 BM – You’re obviously a horror fan, what movies inspired you to become a horror filmmaker?

TS – Easily, Alien! Alien was the first time I remember seeing a female lead in a horror situation not act dumb to some extent. Sigourney Weaver is a total hero to me! Both as the character Ripley and as an actress in many other films. Her portrayal of Ripley is one I will never forget. Especially at a time when the female survivor was typically… Lets just say, not as strong as Ripley! No one acted dumb in that movie, and it made me realize that people doing everything right and still being killed was far more frightening. Outside of that, my parents divorced when I was young. So I spent weekends with my Dad. He and I would sit up until late at night watching old classic horror films and eating junk food. I’ve been a horror fan for as long as I can remember. You could say I was raised on it! There are too many wonderful horror directors and films out there for me to list. Lets just say, I’ve seen them all!

BM – As an actress, what is your favorite role that you’d had the chance to play? What would be your dream role?

TS – Probably Sara. (Tiffany’s role in Praey) It was a very physical role, and I only had to wear make-up a couple of times. It was really fun to play a role where I wasn’t SUPPOSED to look good. I was also very attached to the character, after all I wrote her! My runner up though, is Berenice. I memorized Poe’s short story Berenice. Onl
I switched the male and female characters. Since it was already written in the first person, it made a great one-woman stage piece (which I performed in NY). And by switching the male and female roles, I got to play a pretty deranged gal! Dream role: Ripley in Alien.

BM – What advice would you offer other young women who want to get into the filmmaking business?

TS – DO IT! It’s as simple as that. You can’t look at the situation and say “oh, I can’t do this or that because of this or that”, you have to follow your heart and go for it. Women are amazing story tellers, just like men are… It’s an art not limited to gender. There is no advice I could give to a woman that I wouldn’t give to any aspiring male filmmaker. If you love this, and you want to tell a story, do it. At the end of the day, you only answer to yourself. Be part of that your faith, your personal needs, whatever, what you do is up to you. Sure, the rest of the world impacts how things go, but you need not answer to it. There is a difference between understanding that the world around you impacts your life and answering to it. There really is little to worry about. You have nothing to lose by trying, but you also have nothing to gain by not trying. And that is my advice to ALL artists.

BM – Thanks, Tiffany, we here at Rogue Cinema will be watching your future work with anticipation!
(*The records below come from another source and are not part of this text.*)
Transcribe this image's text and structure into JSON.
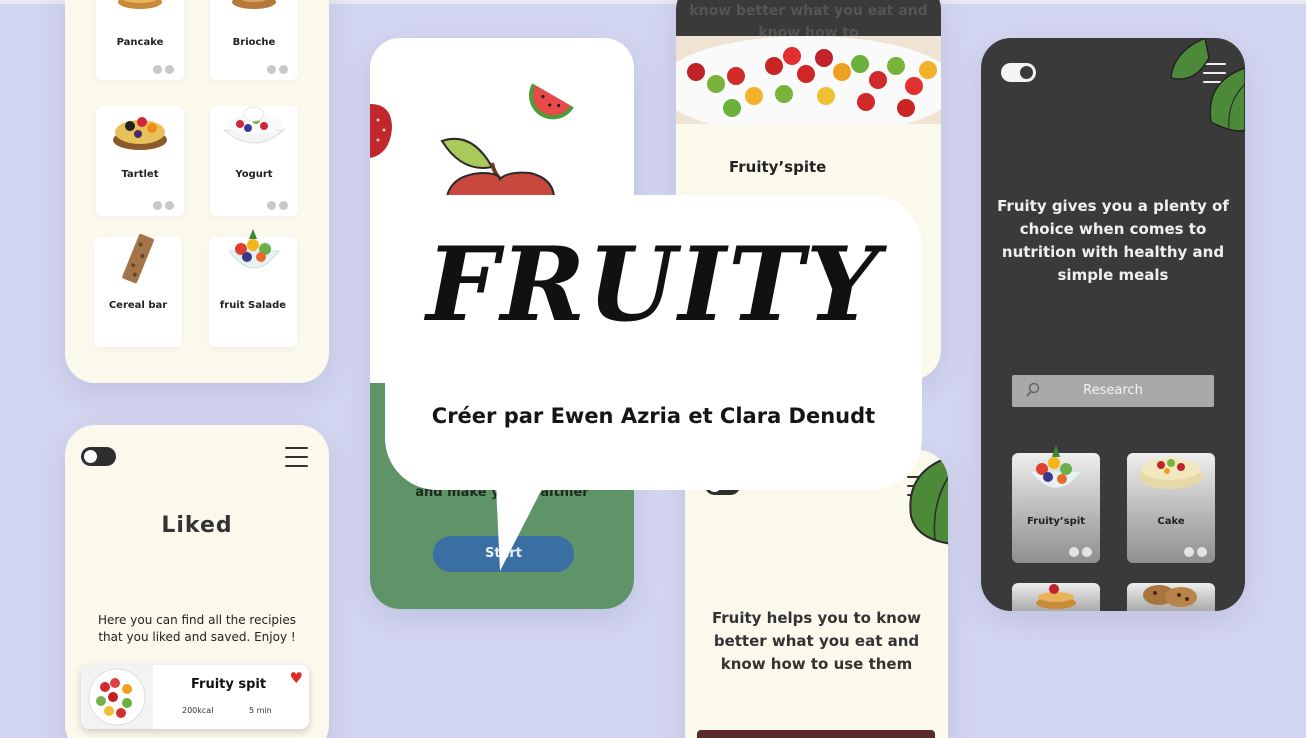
{
  "brand": {
    "logo_text": "FRUITY",
    "credit": "Créer par Ewen Azria et Clara Denudt"
  },
  "snacks_screen": {
    "items": [
      {
        "label": "Pancake"
      },
      {
        "label": "Brioche"
      },
      {
        "label": "Tartlet"
      },
      {
        "label": "Yogurt"
      },
      {
        "label": "Cereal bar"
      },
      {
        "label": "fruit Salade"
      }
    ]
  },
  "liked_screen": {
    "title": "Liked",
    "description": "Here you can find all the recipies that you liked and saved. Enjoy !",
    "card": {
      "title": "Fruity spit",
      "kcal": "200kcal",
      "time": "5 min"
    }
  },
  "splash_screen": {
    "tagline": "and make you healthier",
    "start_label": "Start"
  },
  "skewer_screen": {
    "header_text": "know better what you eat and know how to",
    "title": "Fruity’spite"
  },
  "info_screen": {
    "text": "Fruity helps you to know better what you eat and know how to use them"
  },
  "dark_screen": {
    "text": "Fruity gives you a plenty of choice when comes to nutrition with healthy and simple meals",
    "search_placeholder": "Research",
    "cards": [
      {
        "label": "Fruity’spit"
      },
      {
        "label": "Cake"
      }
    ]
  },
  "colors": {
    "background": "#d3d6f0",
    "cream": "#fbf9ec",
    "green": "#5f9468",
    "button_blue": "#3a6fa4",
    "dark": "#3a3a3a",
    "heart": "#e02a2a"
  }
}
Tiffany is definitely a renaissance woman and with that many irons in the independent movie fire, I’m sure that we’ll be hearing great things from her! We here at Rogue Cinema look forward to seeing her future work and from hearing from her down the road. If you want to check out Tiffany and any of her movies, drop on over to CarSINogenic Candy and take a look for yourself, I’m sure that you won’t be disappointed.